Dataset excerpts
>>>>

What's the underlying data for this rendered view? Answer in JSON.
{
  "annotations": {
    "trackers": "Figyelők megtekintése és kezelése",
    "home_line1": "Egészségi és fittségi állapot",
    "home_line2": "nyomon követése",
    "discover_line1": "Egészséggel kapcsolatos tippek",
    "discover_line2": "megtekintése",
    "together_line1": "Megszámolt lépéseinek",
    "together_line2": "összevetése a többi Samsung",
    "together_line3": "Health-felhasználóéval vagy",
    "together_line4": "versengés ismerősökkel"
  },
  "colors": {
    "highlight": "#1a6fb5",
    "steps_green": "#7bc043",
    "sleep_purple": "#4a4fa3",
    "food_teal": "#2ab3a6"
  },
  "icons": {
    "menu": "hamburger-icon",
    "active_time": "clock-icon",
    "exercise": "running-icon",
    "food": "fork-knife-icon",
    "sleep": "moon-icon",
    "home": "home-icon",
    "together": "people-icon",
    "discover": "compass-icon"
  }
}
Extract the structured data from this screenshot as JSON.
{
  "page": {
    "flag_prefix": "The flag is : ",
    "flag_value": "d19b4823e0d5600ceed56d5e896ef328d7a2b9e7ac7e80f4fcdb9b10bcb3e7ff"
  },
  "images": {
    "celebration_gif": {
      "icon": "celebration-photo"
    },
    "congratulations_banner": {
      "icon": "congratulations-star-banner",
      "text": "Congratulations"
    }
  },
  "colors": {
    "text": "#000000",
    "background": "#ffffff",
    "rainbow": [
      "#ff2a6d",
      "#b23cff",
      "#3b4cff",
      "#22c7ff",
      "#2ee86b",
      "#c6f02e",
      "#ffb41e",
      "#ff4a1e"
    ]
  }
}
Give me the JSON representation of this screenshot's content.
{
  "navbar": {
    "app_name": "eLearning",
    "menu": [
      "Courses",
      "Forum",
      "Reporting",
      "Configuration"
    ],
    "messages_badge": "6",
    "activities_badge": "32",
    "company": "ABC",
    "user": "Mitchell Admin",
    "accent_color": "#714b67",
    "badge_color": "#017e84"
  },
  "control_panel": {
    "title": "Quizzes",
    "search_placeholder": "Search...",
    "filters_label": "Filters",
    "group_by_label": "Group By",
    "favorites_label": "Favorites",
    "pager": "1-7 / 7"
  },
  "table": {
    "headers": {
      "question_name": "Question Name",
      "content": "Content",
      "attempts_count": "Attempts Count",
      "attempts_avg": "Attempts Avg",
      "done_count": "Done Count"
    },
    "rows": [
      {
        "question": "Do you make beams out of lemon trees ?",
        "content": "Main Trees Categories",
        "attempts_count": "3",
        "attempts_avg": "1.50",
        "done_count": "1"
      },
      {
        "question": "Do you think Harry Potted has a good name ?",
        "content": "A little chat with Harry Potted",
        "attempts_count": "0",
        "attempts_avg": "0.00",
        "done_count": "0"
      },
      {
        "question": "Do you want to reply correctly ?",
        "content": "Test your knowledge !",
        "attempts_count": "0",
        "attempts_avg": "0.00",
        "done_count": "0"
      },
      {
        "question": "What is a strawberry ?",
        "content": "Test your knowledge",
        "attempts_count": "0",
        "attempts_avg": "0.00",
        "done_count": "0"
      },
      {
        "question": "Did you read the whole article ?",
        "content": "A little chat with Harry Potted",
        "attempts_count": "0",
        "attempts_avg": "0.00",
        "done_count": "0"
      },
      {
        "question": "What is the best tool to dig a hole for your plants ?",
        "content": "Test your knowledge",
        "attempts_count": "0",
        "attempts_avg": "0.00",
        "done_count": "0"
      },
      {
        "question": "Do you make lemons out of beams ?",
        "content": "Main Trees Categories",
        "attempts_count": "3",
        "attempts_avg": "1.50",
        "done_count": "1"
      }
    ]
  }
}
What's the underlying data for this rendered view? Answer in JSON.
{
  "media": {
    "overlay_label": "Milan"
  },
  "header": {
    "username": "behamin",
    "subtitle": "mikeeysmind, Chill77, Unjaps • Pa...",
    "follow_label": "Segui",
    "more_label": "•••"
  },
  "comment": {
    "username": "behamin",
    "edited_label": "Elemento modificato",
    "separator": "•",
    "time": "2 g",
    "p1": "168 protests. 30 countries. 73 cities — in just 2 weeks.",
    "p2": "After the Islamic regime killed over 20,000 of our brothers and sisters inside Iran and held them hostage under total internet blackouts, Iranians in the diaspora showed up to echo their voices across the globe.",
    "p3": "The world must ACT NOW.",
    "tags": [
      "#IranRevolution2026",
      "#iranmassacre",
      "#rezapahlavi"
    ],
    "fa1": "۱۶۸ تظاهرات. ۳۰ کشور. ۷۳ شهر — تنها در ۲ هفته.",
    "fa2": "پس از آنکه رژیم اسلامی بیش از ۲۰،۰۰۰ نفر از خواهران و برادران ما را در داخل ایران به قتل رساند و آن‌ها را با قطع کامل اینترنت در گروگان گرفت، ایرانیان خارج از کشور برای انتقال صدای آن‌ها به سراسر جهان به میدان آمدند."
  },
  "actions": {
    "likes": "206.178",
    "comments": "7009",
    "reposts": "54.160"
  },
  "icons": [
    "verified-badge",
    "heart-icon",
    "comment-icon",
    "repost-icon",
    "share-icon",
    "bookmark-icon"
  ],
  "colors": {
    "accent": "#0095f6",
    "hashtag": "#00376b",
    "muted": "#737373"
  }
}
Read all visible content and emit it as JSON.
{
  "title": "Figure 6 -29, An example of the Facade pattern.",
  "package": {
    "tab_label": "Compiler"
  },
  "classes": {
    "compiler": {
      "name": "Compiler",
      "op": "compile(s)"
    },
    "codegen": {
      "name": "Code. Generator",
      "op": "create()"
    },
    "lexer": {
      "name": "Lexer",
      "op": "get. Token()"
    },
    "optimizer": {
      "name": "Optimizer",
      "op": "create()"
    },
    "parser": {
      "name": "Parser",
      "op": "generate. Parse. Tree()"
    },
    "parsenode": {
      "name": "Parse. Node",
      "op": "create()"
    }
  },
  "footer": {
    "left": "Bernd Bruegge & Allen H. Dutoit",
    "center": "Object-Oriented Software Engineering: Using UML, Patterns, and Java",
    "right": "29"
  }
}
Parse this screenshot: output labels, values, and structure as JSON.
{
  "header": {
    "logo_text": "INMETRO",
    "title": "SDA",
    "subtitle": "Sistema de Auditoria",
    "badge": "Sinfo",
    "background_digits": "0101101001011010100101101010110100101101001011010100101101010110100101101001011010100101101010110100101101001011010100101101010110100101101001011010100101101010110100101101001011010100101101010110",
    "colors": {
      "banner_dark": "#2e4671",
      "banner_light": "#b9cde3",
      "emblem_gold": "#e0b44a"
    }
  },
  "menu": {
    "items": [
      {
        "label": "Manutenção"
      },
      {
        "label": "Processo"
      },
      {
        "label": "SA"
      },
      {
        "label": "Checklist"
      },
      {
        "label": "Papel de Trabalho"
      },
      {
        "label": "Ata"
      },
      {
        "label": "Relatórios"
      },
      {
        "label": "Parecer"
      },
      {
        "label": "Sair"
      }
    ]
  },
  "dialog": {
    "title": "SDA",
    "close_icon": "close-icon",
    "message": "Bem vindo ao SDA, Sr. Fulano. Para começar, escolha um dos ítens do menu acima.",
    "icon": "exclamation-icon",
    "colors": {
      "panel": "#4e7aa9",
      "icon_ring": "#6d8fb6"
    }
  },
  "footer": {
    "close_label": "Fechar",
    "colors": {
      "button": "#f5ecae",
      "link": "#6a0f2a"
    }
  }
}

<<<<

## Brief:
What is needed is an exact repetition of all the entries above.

## Your response:
What's the underlying data for this rendered view? Answer in JSON.
{
  "annotations": {
    "trackers": "Figyelők megtekintése és kezelése",
    "home_line1": "Egészségi és fittségi állapot",
    "home_line2": "nyomon követése",
    "discover_line1": "Egészséggel kapcsolatos tippek",
    "discover_line2": "megtekintése",
    "together_line1": "Megszámolt lépéseinek",
    "together_line2": "összevetése a többi Samsung",
    "together_line3": "Health-felhasználóéval vagy",
    "together_line4": "versengés ismerősökkel"
  },
  "colors": {
    "highlight": "#1a6fb5",
    "steps_green": "#7bc043",
    "sleep_purple": "#4a4fa3",
    "food_teal": "#2ab3a6"
  },
  "icons": {
    "menu": "hamburger-icon",
    "active_time": "clock-icon",
    "exercise": "running-icon",
    "food": "fork-knife-icon",
    "sleep": "moon-icon",
    "home": "home-icon",
    "together": "people-icon",
    "discover": "compass-icon"
  }
}
Extract the structured data from this screenshot as JSON.
{
  "page": {
    "flag_prefix": "The flag is : ",
    "flag_value": "d19b4823e0d5600ceed56d5e896ef328d7a2b9e7ac7e80f4fcdb9b10bcb3e7ff"
  },
  "images": {
    "celebration_gif": {
      "icon": "celebration-photo"
    },
    "congratulations_banner": {
      "icon": "congratulations-star-banner",
      "text": "Congratulations"
    }
  },
  "colors": {
    "text": "#000000",
    "background": "#ffffff",
    "rainbow": [
      "#ff2a6d",
      "#b23cff",
      "#3b4cff",
      "#22c7ff",
      "#2ee86b",
      "#c6f02e",
      "#ffb41e",
      "#ff4a1e"
    ]
  }
}
Give me the JSON representation of this screenshot's content.
{
  "navbar": {
    "app_name": "eLearning",
    "menu": [
      "Courses",
      "Forum",
      "Reporting",
      "Configuration"
    ],
    "messages_badge": "6",
    "activities_badge": "32",
    "company": "ABC",
    "user": "Mitchell Admin",
    "accent_color": "#714b67",
    "badge_color": "#017e84"
  },
  "control_panel": {
    "title": "Quizzes",
    "search_placeholder": "Search...",
    "filters_label": "Filters",
    "group_by_label": "Group By",
    "favorites_label": "Favorites",
    "pager": "1-7 / 7"
  },
  "table": {
    "headers": {
      "question_name": "Question Name",
      "content": "Content",
      "attempts_count": "Attempts Count",
      "attempts_avg": "Attempts Avg",
      "done_count": "Done Count"
    },
    "rows": [
      {
        "question": "Do you make beams out of lemon trees ?",
        "content": "Main Trees Categories",
        "attempts_count": "3",
        "attempts_avg": "1.50",
        "done_count": "1"
      },
      {
        "question": "Do you think Harry Potted has a good name ?",
        "content": "A little chat with Harry Potted",
        "attempts_count": "0",
        "attempts_avg": "0.00",
        "done_count": "0"
      },
      {
        "question": "Do you want to reply correctly ?",
        "content": "Test your knowledge !",
        "attempts_count": "0",
        "attempts_avg": "0.00",
        "done_count": "0"
      },
      {
        "question": "What is a strawberry ?",
        "content": "Test your knowledge",
        "attempts_count": "0",
        "attempts_avg": "0.00",
        "done_count": "0"
      },
      {
        "question": "Did you read the whole article ?",
        "content": "A little chat with Harry Potted",
        "attempts_count": "0",
        "attempts_avg": "0.00",
        "done_count": "0"
      },
      {
        "question": "What is the best tool to dig a hole for your plants ?",
        "content": "Test your knowledge",
        "attempts_count": "0",
        "attempts_avg": "0.00",
        "done_count": "0"
      },
      {
        "question": "Do you make lemons out of beams ?",
        "content": "Main Trees Categories",
        "attempts_count": "3",
        "attempts_avg": "1.50",
        "done_count": "1"
      }
    ]
  }
}
What's the underlying data for this rendered view? Answer in JSON.
{
  "media": {
    "overlay_label": "Milan"
  },
  "header": {
    "username": "behamin",
    "subtitle": "mikeeysmind, Chill77, Unjaps • Pa...",
    "follow_label": "Segui",
    "more_label": "•••"
  },
  "comment": {
    "username": "behamin",
    "edited_label": "Elemento modificato",
    "separator": "•",
    "time": "2 g",
    "p1": "168 protests. 30 countries. 73 cities — in just 2 weeks.",
    "p2": "After the Islamic regime killed over 20,000 of our brothers and sisters inside Iran and held them hostage under total internet blackouts, Iranians in the diaspora showed up to echo their voices across the globe.",
    "p3": "The world must ACT NOW.",
    "tags": [
      "#IranRevolution2026",
      "#iranmassacre",
      "#rezapahlavi"
    ],
    "fa1": "۱۶۸ تظاهرات. ۳۰ کشور. ۷۳ شهر — تنها در ۲ هفته.",
    "fa2": "پس از آنکه رژیم اسلامی بیش از ۲۰،۰۰۰ نفر از خواهران و برادران ما را در داخل ایران به قتل رساند و آن‌ها را با قطع کامل اینترنت در گروگان گرفت، ایرانیان خارج از کشور برای انتقال صدای آن‌ها به سراسر جهان به میدان آمدند."
  },
  "actions": {
    "likes": "206.178",
    "comments": "7009",
    "reposts": "54.160"
  },
  "icons": [
    "verified-badge",
    "heart-icon",
    "comment-icon",
    "repost-icon",
    "share-icon",
    "bookmark-icon"
  ],
  "colors": {
    "accent": "#0095f6",
    "hashtag": "#00376b",
    "muted": "#737373"
  }
}
Read all visible content and emit it as JSON.
{
  "title": "Figure 6 -29, An example of the Facade pattern.",
  "package": {
    "tab_label": "Compiler"
  },
  "classes": {
    "compiler": {
      "name": "Compiler",
      "op": "compile(s)"
    },
    "codegen": {
      "name": "Code. Generator",
      "op": "create()"
    },
    "lexer": {
      "name": "Lexer",
      "op": "get. Token()"
    },
    "optimizer": {
      "name": "Optimizer",
      "op": "create()"
    },
    "parser": {
      "name": "Parser",
      "op": "generate. Parse. Tree()"
    },
    "parsenode": {
      "name": "Parse. Node",
      "op": "create()"
    }
  },
  "footer": {
    "left": "Bernd Bruegge & Allen H. Dutoit",
    "center": "Object-Oriented Software Engineering: Using UML, Patterns, and Java",
    "right": "29"
  }
}
Parse this screenshot: output labels, values, and structure as JSON.
{
  "header": {
    "logo_text": "INMETRO",
    "title": "SDA",
    "subtitle": "Sistema de Auditoria",
    "badge": "Sinfo",
    "background_digits": "0101101001011010100101101010110100101101001011010100101101010110100101101001011010100101101010110100101101001011010100101101010110100101101001011010100101101010110100101101001011010100101101010110",
    "colors": {
      "banner_dark": "#2e4671",
      "banner_light": "#b9cde3",
      "emblem_gold": "#e0b44a"
    }
  },
  "menu": {
    "items": [
      {
        "label": "Manutenção"
      },
      {
        "label": "Processo"
      },
      {
        "label": "SA"
      },
      {
        "label": "Checklist"
      },
      {
        "label": "Papel de Trabalho"
      },
      {
        "label": "Ata"
      },
      {
        "label": "Relatórios"
      },
      {
        "label": "Parecer"
      },
      {
        "label": "Sair"
      }
    ]
  },
  "dialog": {
    "title": "SDA",
    "close_icon": "close-icon",
    "message": "Bem vindo ao SDA, Sr. Fulano. Para começar, escolha um dos ítens do menu acima.",
    "icon": "exclamation-icon",
    "colors": {
      "panel": "#4e7aa9",
      "icon_ring": "#6d8fb6"
    }
  },
  "footer": {
    "close_label": "Fechar",
    "colors": {
      "button": "#f5ecae",
      "link": "#6a0f2a"
    }
  }
}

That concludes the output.